I would like you to focus on a graduated compensation plan based on improvement in gross margin. For example, the current plan pays 5 percent of the gross margin at an average of 25 percent gross margin. The sales person who averages 22 percent gets the same rate as the sales person who achieves 28 percent. Establish a base line gross profit average for the company. In this example, it is 25 percent. Reward those who are pushing the average. Offer a rate of 5.5 percent to a sales rep who hits 27 percent. Offer a 6 percent rate on anyone who hits 29 percent.
A graduated compensation methodology helps drive your overall margin improvement, rather than promote the status quo. Sales people are the catalyst to margin improvement. We just need to get creative and give them the opportunity to shine.
Several times a year, I teach a class designed to help manufacturer sales reps work with distribution companies. We talk at length about margin erosion and what they can do to help sell through distribution. I remind them that it all boils down to mindshare with the sales people. Product knowledge is the cure for weak margins.
When a sales person doesn’t understand the features and benefits of a product, they generally resort to price reduction. This is a zero sum game. Someone will always have a better price or a lower cost of distribution. Unfortunately, price wars establish low price points throughout the market and they take a long time to recover.
On the contrary, when a sales person understands the application of the product and can speak intelligently on the value proposition, margins can improve. As familiarity becomes stronger, the sales person will learn to recognize new opportunities for the product or group. The value of product knowledge can’t be discarded. As I am constantly reminded, distribution is still a face to face business. People buy from people – educated, confident, solutions oriented people.
Every one of these solutions is an internal change in the status quo. The good news is that you are not reliant on asking for some price concession from your suppliers. Rather than bemoaning the poor economy or lamenting the good old days, refocus your energy on the internal opportunities. Don’t let the market dictate how much money you are going to make.
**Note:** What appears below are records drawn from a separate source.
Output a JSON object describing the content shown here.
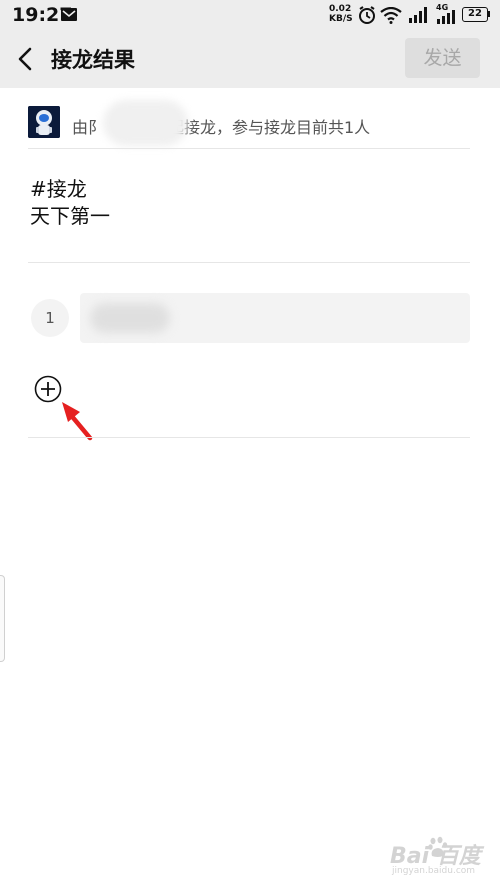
{
  "status_bar": {
    "time": "19:27",
    "net_speed_value": "0.02",
    "net_speed_unit": "KB/S",
    "network_label": "4G",
    "battery": "22"
  },
  "header": {
    "title": "接龙结果",
    "send_label": "发送"
  },
  "info": {
    "text": "由阝　　　　起接龙，参与接龙目前共1人"
  },
  "content": {
    "line1": "#接龙",
    "line2": "天下第一"
  },
  "entries": [
    {
      "index": "1"
    }
  ],
  "colors": {
    "header_bg": "#ededed",
    "arrow": "#e52020"
  },
  "watermark": {
    "main": "Bai  百度",
    "sub": "jingyan.baidu.com"
  }
}
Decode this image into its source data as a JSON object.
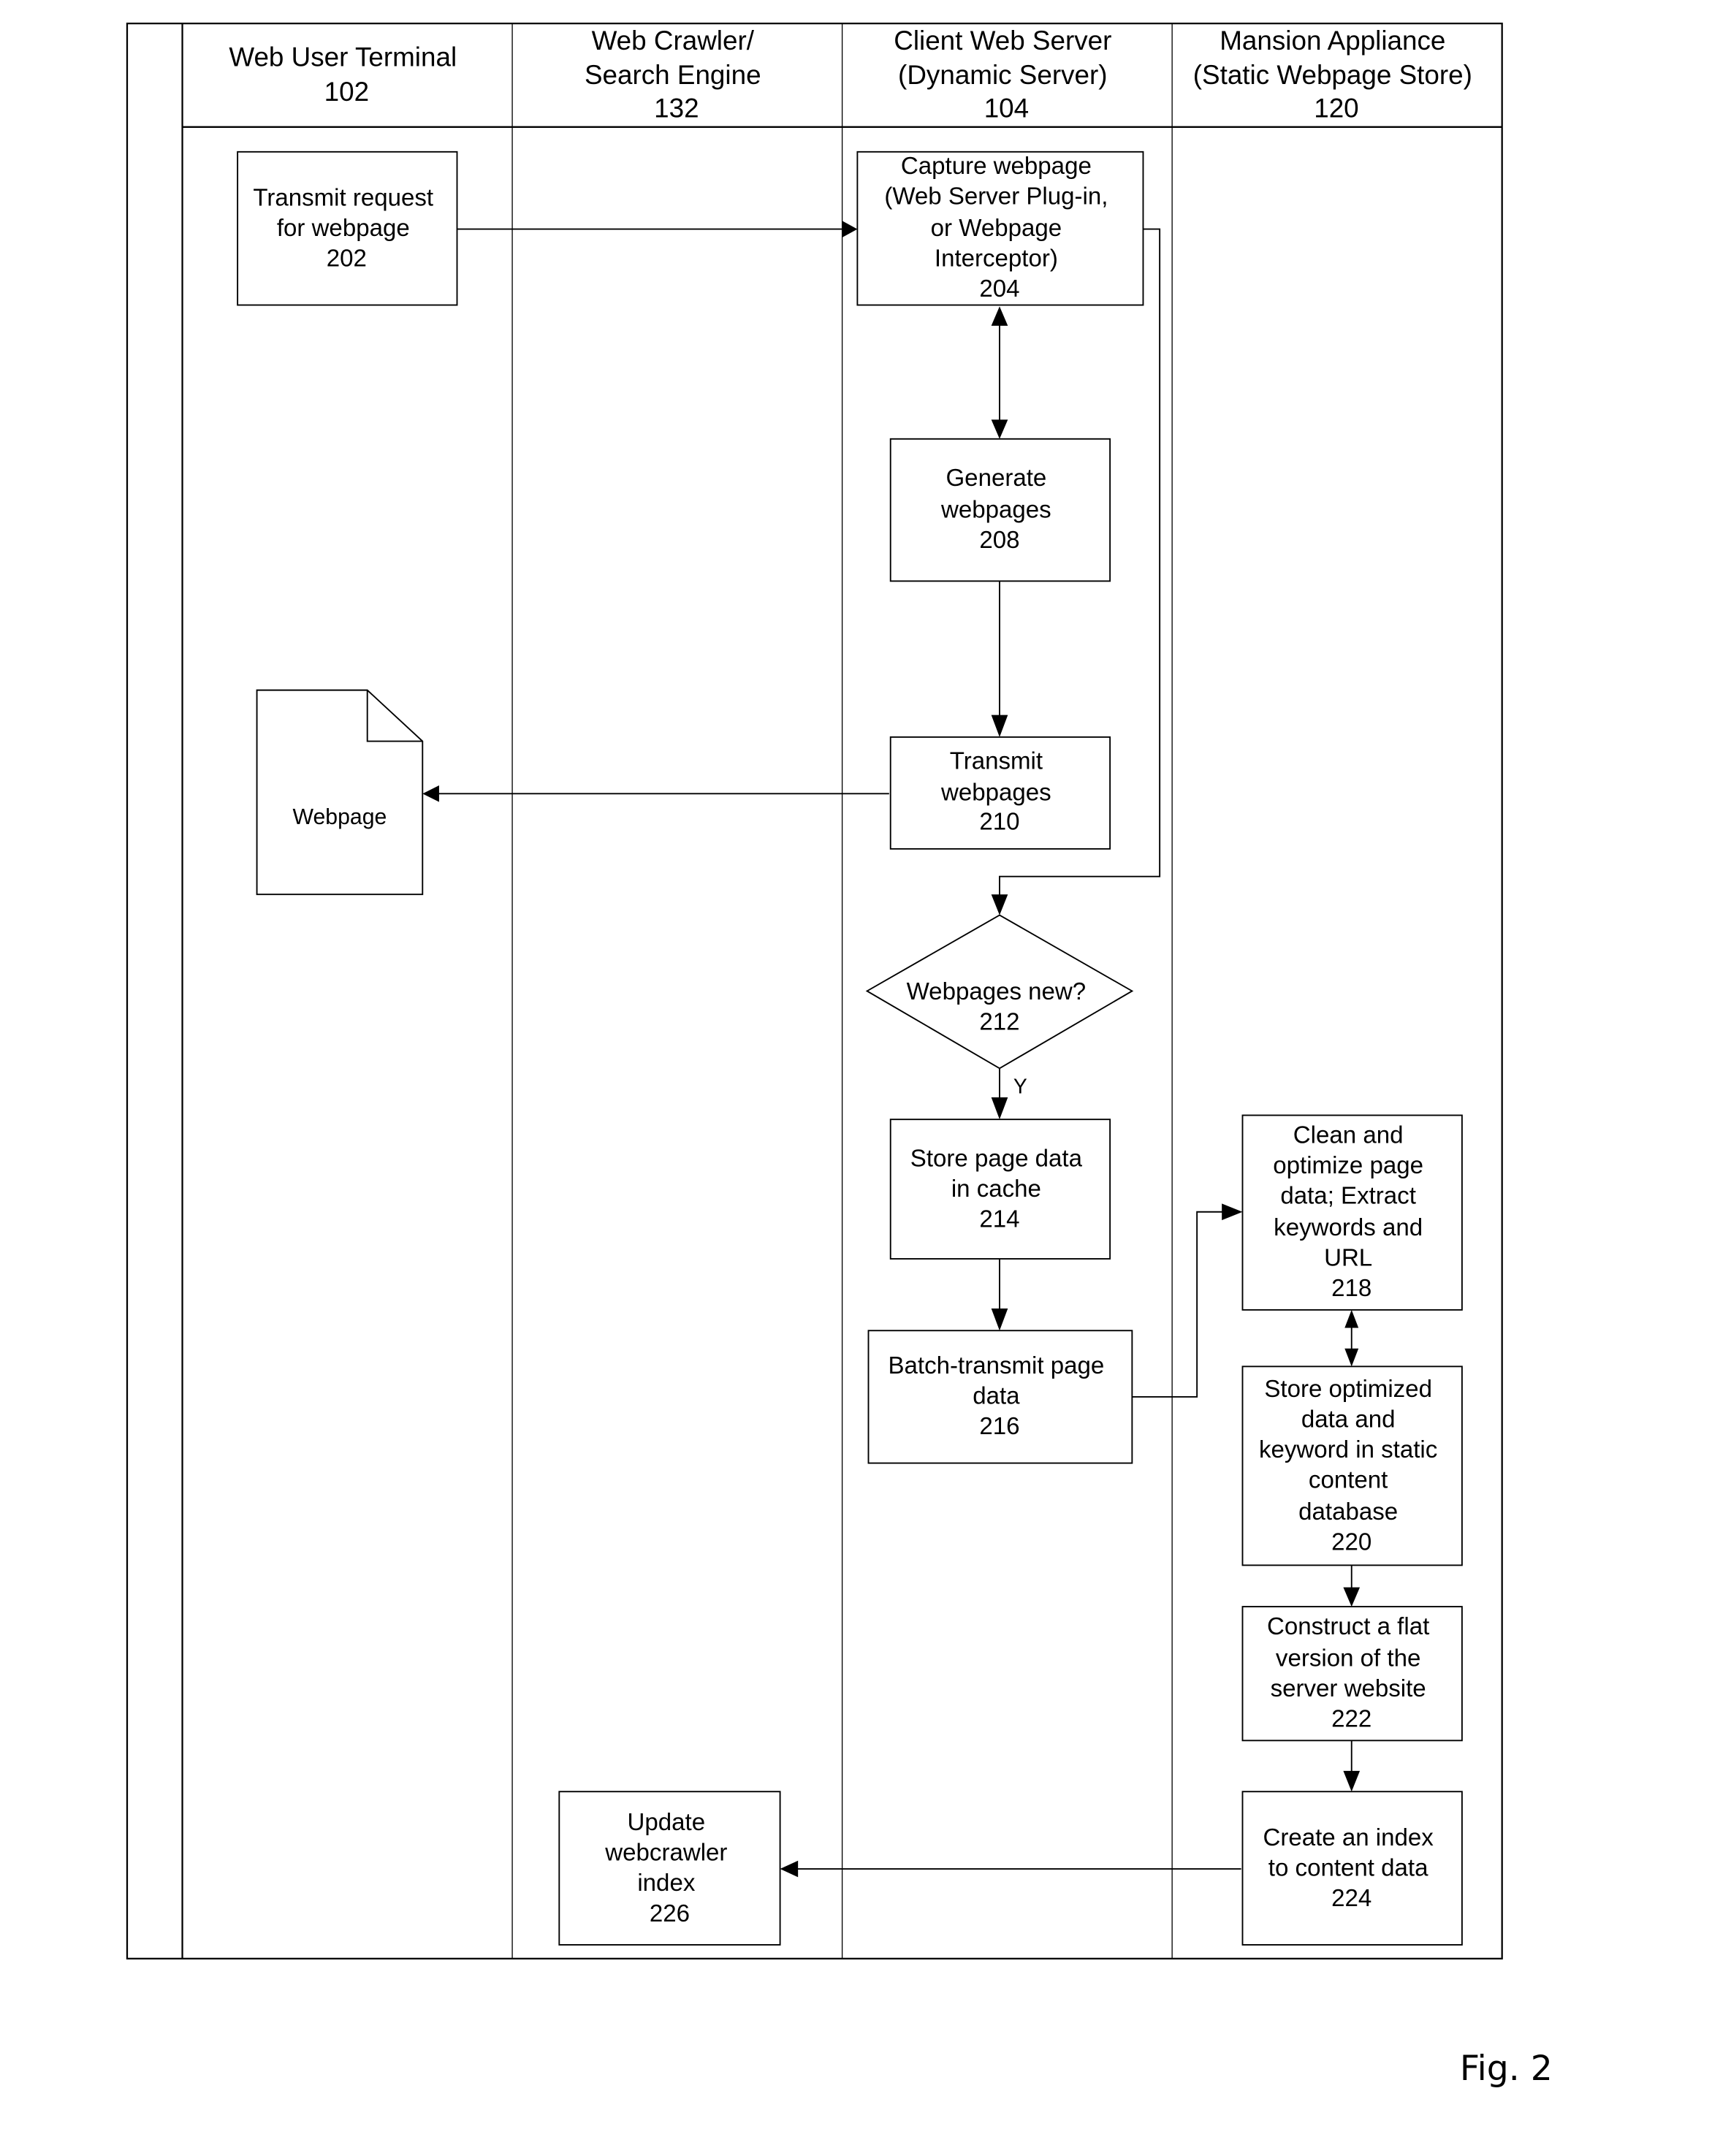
{
  "figure": {
    "label": "Fig. 2"
  },
  "lanes": [
    {
      "id": "web-user-terminal",
      "title": [
        "Web User Terminal",
        "102"
      ]
    },
    {
      "id": "web-crawler",
      "title": [
        "Web Crawler/",
        "Search Engine",
        "132"
      ]
    },
    {
      "id": "client-web-server",
      "title": [
        "Client Web Server",
        "(Dynamic Server)",
        "104"
      ]
    },
    {
      "id": "mansion-appliance",
      "title": [
        "Mansion Appliance",
        "(Static Webpage Store)",
        "120"
      ]
    }
  ],
  "steps": {
    "s202": {
      "lines": [
        "Transmit request",
        "for webpage",
        "202"
      ]
    },
    "s204": {
      "lines": [
        "Capture webpage",
        "(Web Server Plug-in,",
        "or Webpage",
        "Interceptor)",
        "204"
      ]
    },
    "s208": {
      "lines": [
        "Generate",
        "webpages",
        "208"
      ]
    },
    "s210": {
      "lines": [
        "Transmit",
        "webpages",
        "210"
      ]
    },
    "s212": {
      "lines": [
        "Webpages new?",
        "212"
      ],
      "type": "decision",
      "yes_label": "Y"
    },
    "s214": {
      "lines": [
        "Store page data",
        "in cache",
        "214"
      ]
    },
    "s216": {
      "lines": [
        "Batch-transmit page",
        "data",
        "216"
      ]
    },
    "s218": {
      "lines": [
        "Clean and",
        "optimize page",
        "data; Extract",
        "keywords and",
        "URL",
        "218"
      ]
    },
    "s220": {
      "lines": [
        "Store optimized",
        "data and",
        "keyword in static",
        "content",
        "database",
        "220"
      ]
    },
    "s222": {
      "lines": [
        "Construct a flat",
        "version of the",
        "server website",
        "222"
      ]
    },
    "s224": {
      "lines": [
        "Create an index",
        "to content data",
        "224"
      ]
    },
    "s226": {
      "lines": [
        "Update",
        "webcrawler",
        "index",
        "226"
      ]
    }
  },
  "webpage_document": {
    "label": "Webpage"
  }
}
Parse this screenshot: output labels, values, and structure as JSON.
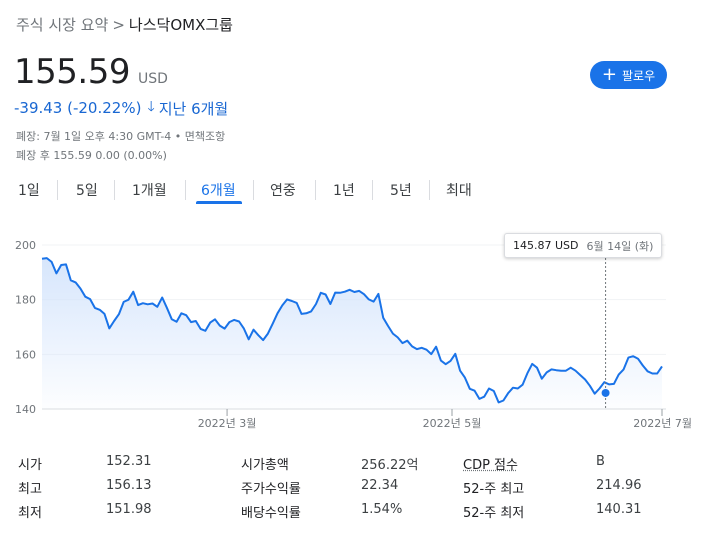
{
  "breadcrumb": {
    "parent": "주식 시장 요약",
    "separator": ">",
    "current": "나스닥OMX그룹"
  },
  "quote": {
    "price": "155.59",
    "currency": "USD",
    "change": "-39.43 (-20.22%)",
    "change_period": "지난 6개월",
    "change_color": "#1967d2",
    "close_time": "폐장: 7월 1일 오후 4:30 GMT-4 •",
    "disclaimer": "면책조항",
    "after_hours": "폐장 후 155.59 0.00 (0.00%)"
  },
  "follow_button": {
    "label": "팔로우",
    "icon": "plus-icon",
    "color": "#1a73e8"
  },
  "tabs": [
    {
      "label": "1일",
      "active": false
    },
    {
      "label": "5일",
      "active": false
    },
    {
      "label": "1개월",
      "active": false
    },
    {
      "label": "6개월",
      "active": true
    },
    {
      "label": "연중",
      "active": false
    },
    {
      "label": "1년",
      "active": false
    },
    {
      "label": "5년",
      "active": false
    },
    {
      "label": "최대",
      "active": false
    }
  ],
  "tooltip": {
    "price": "145.87 USD",
    "date": "6월 14일 (화)"
  },
  "chart_data": {
    "type": "area",
    "x_tick_labels": [
      "2022년 3월",
      "2022년 5월",
      "2022년 7월"
    ],
    "x_tick_positions": [
      0.2985,
      0.6613,
      1.0
    ],
    "y_ticks": [
      140,
      160,
      180,
      200
    ],
    "ylim": [
      140,
      200
    ],
    "grid": true,
    "line_color": "#1a73e8",
    "fill_color": "#d2e3fc",
    "highlight": {
      "price": 145.87,
      "date": "6월 14일 (화)",
      "x": 0.909
    },
    "series": [
      {
        "values": [
          195.0,
          195.2,
          193.8,
          189.6,
          192.7,
          192.9,
          187.1,
          186.3,
          184.1,
          181.1,
          180.2,
          177.0,
          176.3,
          174.8,
          169.5,
          172.2,
          174.7,
          179.2,
          180.0,
          182.9,
          178.0,
          178.7,
          178.3,
          178.6,
          177.4,
          180.8,
          176.9,
          172.8,
          171.9,
          175.0,
          174.3,
          171.8,
          172.2,
          169.3,
          168.6,
          171.6,
          172.8,
          170.5,
          169.4,
          171.8,
          172.6,
          172.0,
          169.4,
          165.5,
          169.0,
          167.0,
          165.2,
          167.6,
          171.2,
          175.0,
          177.9,
          180.1,
          179.5,
          178.8,
          174.8,
          175.0,
          175.7,
          178.4,
          182.5,
          181.9,
          178.4,
          182.6,
          182.5,
          182.9,
          183.6,
          182.8,
          183.2,
          182.0,
          180.1,
          179.3,
          182.1,
          173.4,
          170.4,
          167.6,
          166.2,
          164.1,
          165.0,
          162.9,
          161.9,
          162.4,
          161.7,
          160.1,
          162.8,
          157.7,
          156.4,
          157.6,
          160.2,
          154.0,
          151.5,
          147.4,
          146.7,
          143.7,
          144.5,
          147.5,
          146.6,
          142.4,
          143.1,
          145.8,
          147.8,
          147.5,
          148.9,
          153.1,
          156.5,
          155.1,
          151.1,
          153.4,
          154.5,
          154.2,
          154.0,
          154.0,
          155.1,
          154.0,
          152.4,
          150.8,
          148.5,
          145.6,
          147.5,
          149.8,
          149.0,
          149.2,
          152.6,
          154.5,
          158.8,
          159.3,
          158.4,
          155.9,
          153.8,
          153.0,
          153.0,
          155.6
        ]
      }
    ]
  },
  "stats": [
    [
      {
        "label": "시가",
        "value": "152.31"
      },
      {
        "label": "시가총액",
        "value": "256.22억"
      },
      {
        "label": "CDP 점수",
        "value": "B"
      }
    ],
    [
      {
        "label": "최고",
        "value": "156.13"
      },
      {
        "label": "주가수익률",
        "value": "22.34"
      },
      {
        "label": "52-주 최고",
        "value": "214.96"
      }
    ],
    [
      {
        "label": "최저",
        "value": "151.98"
      },
      {
        "label": "배당수익률",
        "value": "1.54%"
      },
      {
        "label": "52-주 최저",
        "value": "140.31"
      }
    ]
  ]
}
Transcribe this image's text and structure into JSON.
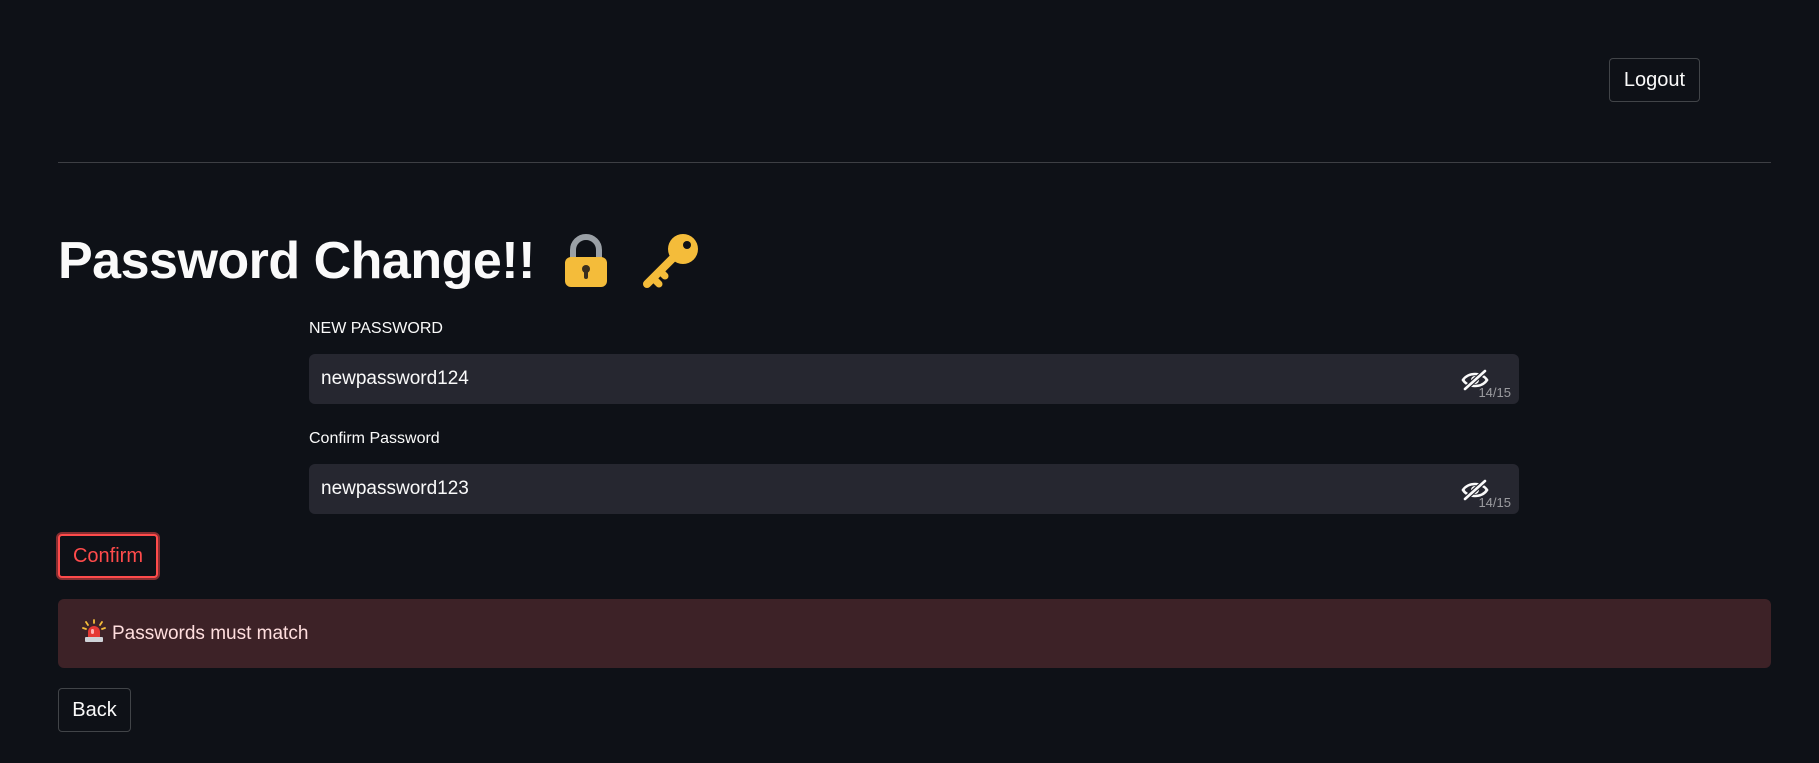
{
  "header": {
    "logout_label": "Logout"
  },
  "page": {
    "title": "Password Change!!",
    "title_icons": [
      "lock-icon",
      "key-icon"
    ]
  },
  "form": {
    "new_password": {
      "label": "NEW PASSWORD",
      "value": "newpassword124",
      "counter": "14/15",
      "toggle_icon": "eye-slash-icon"
    },
    "confirm_password": {
      "label": "Confirm Password",
      "value": "newpassword123",
      "counter": "14/15",
      "toggle_icon": "eye-slash-icon"
    },
    "confirm_label": "Confirm"
  },
  "alert": {
    "icon": "rotating-light-icon",
    "message": "Passwords must match"
  },
  "footer": {
    "back_label": "Back"
  },
  "colors": {
    "background": "#0e1117",
    "input_background": "#262730",
    "accent_red": "#ff4b4b",
    "alert_background": "#3d2227",
    "icon_gold": "#f4bc3a"
  }
}
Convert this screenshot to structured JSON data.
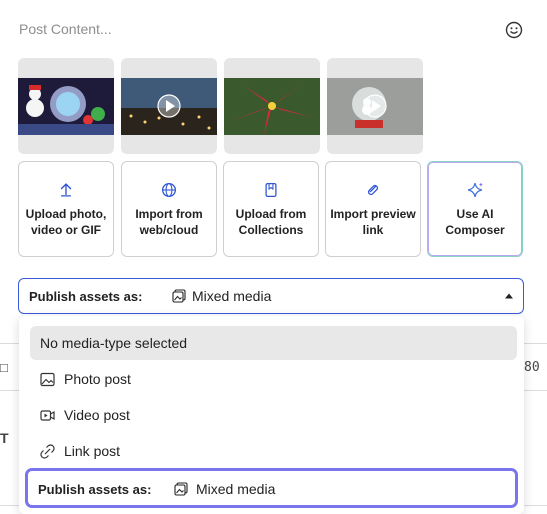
{
  "composer": {
    "placeholder": "Post Content..."
  },
  "media": [
    {
      "kind": "photo",
      "name": "snowman-photo"
    },
    {
      "kind": "video",
      "name": "city-video"
    },
    {
      "kind": "photo",
      "name": "poinsettia-photo"
    },
    {
      "kind": "video",
      "name": "snowglobe-video"
    }
  ],
  "actions": [
    {
      "label": "Upload photo, video or GIF",
      "icon": "upload-icon"
    },
    {
      "label": "Import from web/cloud",
      "icon": "globe-icon"
    },
    {
      "label": "Upload from Collections",
      "icon": "bookmark-icon"
    },
    {
      "label": "Import preview link",
      "icon": "link-icon"
    },
    {
      "label": "Use AI Composer",
      "icon": "sparkle-icon"
    }
  ],
  "publish": {
    "label": "Publish assets as:",
    "value": "Mixed media"
  },
  "dropdown": {
    "options": [
      {
        "label": "No media-type selected"
      },
      {
        "label": "Photo post",
        "icon": "photo-icon"
      },
      {
        "label": "Video post",
        "icon": "video-icon"
      },
      {
        "label": "Link post",
        "icon": "link-icon"
      }
    ]
  },
  "background": {
    "right_text": "80"
  },
  "colors": {
    "focus": "#3a5bd9",
    "highlight": "#7b74ef",
    "ai_border": "#8ad3c8"
  }
}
There are plenty of nickels, dimes and quarters available for those of you willing to look. If you missed part 1, please drop me a note and I will send you a copy. As always, I am here to help. Good luck.